- **Task to carry out**:
Your answer must match the entries below word for word.

★ ★ ★ ★ ★ ★ ★

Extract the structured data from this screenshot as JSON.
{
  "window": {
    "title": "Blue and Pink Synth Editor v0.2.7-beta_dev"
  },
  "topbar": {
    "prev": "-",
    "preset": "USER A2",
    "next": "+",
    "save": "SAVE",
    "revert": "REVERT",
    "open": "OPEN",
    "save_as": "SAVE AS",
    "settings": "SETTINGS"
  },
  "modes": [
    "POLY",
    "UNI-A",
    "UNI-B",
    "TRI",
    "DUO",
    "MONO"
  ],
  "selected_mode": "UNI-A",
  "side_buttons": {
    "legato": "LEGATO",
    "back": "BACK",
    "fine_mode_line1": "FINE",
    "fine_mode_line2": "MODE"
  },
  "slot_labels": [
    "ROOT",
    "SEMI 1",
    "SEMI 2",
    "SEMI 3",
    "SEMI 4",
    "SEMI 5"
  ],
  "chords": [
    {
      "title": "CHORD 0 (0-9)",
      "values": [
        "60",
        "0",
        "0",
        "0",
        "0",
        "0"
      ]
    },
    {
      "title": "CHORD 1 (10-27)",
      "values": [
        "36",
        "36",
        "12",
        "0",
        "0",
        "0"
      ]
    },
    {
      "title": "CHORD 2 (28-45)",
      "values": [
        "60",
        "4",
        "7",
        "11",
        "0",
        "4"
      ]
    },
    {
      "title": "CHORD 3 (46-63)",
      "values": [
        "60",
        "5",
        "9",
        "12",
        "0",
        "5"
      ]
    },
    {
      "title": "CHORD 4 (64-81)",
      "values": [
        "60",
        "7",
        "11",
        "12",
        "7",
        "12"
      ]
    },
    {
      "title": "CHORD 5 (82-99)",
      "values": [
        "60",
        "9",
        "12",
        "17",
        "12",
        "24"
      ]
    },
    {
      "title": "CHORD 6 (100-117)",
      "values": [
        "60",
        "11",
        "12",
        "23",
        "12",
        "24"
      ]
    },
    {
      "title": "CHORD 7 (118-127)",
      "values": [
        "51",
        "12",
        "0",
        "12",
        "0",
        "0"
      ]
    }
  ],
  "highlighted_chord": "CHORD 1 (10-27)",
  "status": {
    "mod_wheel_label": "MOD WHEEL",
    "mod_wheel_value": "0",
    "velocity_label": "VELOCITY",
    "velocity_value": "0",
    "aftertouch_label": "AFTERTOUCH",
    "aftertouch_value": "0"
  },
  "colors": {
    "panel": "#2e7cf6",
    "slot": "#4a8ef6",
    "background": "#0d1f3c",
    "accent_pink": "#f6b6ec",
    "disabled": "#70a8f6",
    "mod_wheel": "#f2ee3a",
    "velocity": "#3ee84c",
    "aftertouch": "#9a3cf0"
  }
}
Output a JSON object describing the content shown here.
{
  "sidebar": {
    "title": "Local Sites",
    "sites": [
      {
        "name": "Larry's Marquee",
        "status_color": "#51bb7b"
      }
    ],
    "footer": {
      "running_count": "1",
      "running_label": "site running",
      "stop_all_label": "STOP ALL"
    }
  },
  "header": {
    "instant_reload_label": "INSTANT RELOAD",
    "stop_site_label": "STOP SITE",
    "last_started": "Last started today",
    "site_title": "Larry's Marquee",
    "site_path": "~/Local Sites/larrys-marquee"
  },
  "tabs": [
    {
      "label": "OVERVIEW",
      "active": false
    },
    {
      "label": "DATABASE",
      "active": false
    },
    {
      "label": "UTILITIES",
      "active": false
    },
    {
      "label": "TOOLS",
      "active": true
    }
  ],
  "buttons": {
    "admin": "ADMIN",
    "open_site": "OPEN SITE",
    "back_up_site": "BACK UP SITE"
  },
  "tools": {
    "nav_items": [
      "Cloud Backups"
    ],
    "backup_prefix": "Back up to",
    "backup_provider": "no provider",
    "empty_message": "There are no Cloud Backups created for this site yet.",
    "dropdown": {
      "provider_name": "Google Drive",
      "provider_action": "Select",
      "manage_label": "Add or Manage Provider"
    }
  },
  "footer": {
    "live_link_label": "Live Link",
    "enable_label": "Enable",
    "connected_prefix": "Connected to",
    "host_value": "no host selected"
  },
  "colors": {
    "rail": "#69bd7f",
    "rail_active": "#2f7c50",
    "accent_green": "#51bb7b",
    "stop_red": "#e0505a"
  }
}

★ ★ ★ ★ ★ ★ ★

- **Task answer**:
Extract the structured data from this screenshot as JSON.
{
  "window": {
    "title": "Blue and Pink Synth Editor v0.2.7-beta_dev"
  },
  "topbar": {
    "prev": "-",
    "preset": "USER A2",
    "next": "+",
    "save": "SAVE",
    "revert": "REVERT",
    "open": "OPEN",
    "save_as": "SAVE AS",
    "settings": "SETTINGS"
  },
  "modes": [
    "POLY",
    "UNI-A",
    "UNI-B",
    "TRI",
    "DUO",
    "MONO"
  ],
  "selected_mode": "UNI-A",
  "side_buttons": {
    "legato": "LEGATO",
    "back": "BACK",
    "fine_mode_line1": "FINE",
    "fine_mode_line2": "MODE"
  },
  "slot_labels": [
    "ROOT",
    "SEMI 1",
    "SEMI 2",
    "SEMI 3",
    "SEMI 4",
    "SEMI 5"
  ],
  "chords": [
    {
      "title": "CHORD 0 (0-9)",
      "values": [
        "60",
        "0",
        "0",
        "0",
        "0",
        "0"
      ]
    },
    {
      "title": "CHORD 1 (10-27)",
      "values": [
        "36",
        "36",
        "12",
        "0",
        "0",
        "0"
      ]
    },
    {
      "title": "CHORD 2 (28-45)",
      "values": [
        "60",
        "4",
        "7",
        "11",
        "0",
        "4"
      ]
    },
    {
      "title": "CHORD 3 (46-63)",
      "values": [
        "60",
        "5",
        "9",
        "12",
        "0",
        "5"
      ]
    },
    {
      "title": "CHORD 4 (64-81)",
      "values": [
        "60",
        "7",
        "11",
        "12",
        "7",
        "12"
      ]
    },
    {
      "title": "CHORD 5 (82-99)",
      "values": [
        "60",
        "9",
        "12",
        "17",
        "12",
        "24"
      ]
    },
    {
      "title": "CHORD 6 (100-117)",
      "values": [
        "60",
        "11",
        "12",
        "23",
        "12",
        "24"
      ]
    },
    {
      "title": "CHORD 7 (118-127)",
      "values": [
        "51",
        "12",
        "0",
        "12",
        "0",
        "0"
      ]
    }
  ],
  "highlighted_chord": "CHORD 1 (10-27)",
  "status": {
    "mod_wheel_label": "MOD WHEEL",
    "mod_wheel_value": "0",
    "velocity_label": "VELOCITY",
    "velocity_value": "0",
    "aftertouch_label": "AFTERTOUCH",
    "aftertouch_value": "0"
  },
  "colors": {
    "panel": "#2e7cf6",
    "slot": "#4a8ef6",
    "background": "#0d1f3c",
    "accent_pink": "#f6b6ec",
    "disabled": "#70a8f6",
    "mod_wheel": "#f2ee3a",
    "velocity": "#3ee84c",
    "aftertouch": "#9a3cf0"
  }
}
Output a JSON object describing the content shown here.
{
  "sidebar": {
    "title": "Local Sites",
    "sites": [
      {
        "name": "Larry's Marquee",
        "status_color": "#51bb7b"
      }
    ],
    "footer": {
      "running_count": "1",
      "running_label": "site running",
      "stop_all_label": "STOP ALL"
    }
  },
  "header": {
    "instant_reload_label": "INSTANT RELOAD",
    "stop_site_label": "STOP SITE",
    "last_started": "Last started today",
    "site_title": "Larry's Marquee",
    "site_path": "~/Local Sites/larrys-marquee"
  },
  "tabs": [
    {
      "label": "OVERVIEW",
      "active": false
    },
    {
      "label": "DATABASE",
      "active": false
    },
    {
      "label": "UTILITIES",
      "active": false
    },
    {
      "label": "TOOLS",
      "active": true
    }
  ],
  "buttons": {
    "admin": "ADMIN",
    "open_site": "OPEN SITE",
    "back_up_site": "BACK UP SITE"
  },
  "tools": {
    "nav_items": [
      "Cloud Backups"
    ],
    "backup_prefix": "Back up to",
    "backup_provider": "no provider",
    "empty_message": "There are no Cloud Backups created for this site yet.",
    "dropdown": {
      "provider_name": "Google Drive",
      "provider_action": "Select",
      "manage_label": "Add or Manage Provider"
    }
  },
  "footer": {
    "live_link_label": "Live Link",
    "enable_label": "Enable",
    "connected_prefix": "Connected to",
    "host_value": "no host selected"
  },
  "colors": {
    "rail": "#69bd7f",
    "rail_active": "#2f7c50",
    "accent_green": "#51bb7b",
    "stop_red": "#e0505a"
  }
}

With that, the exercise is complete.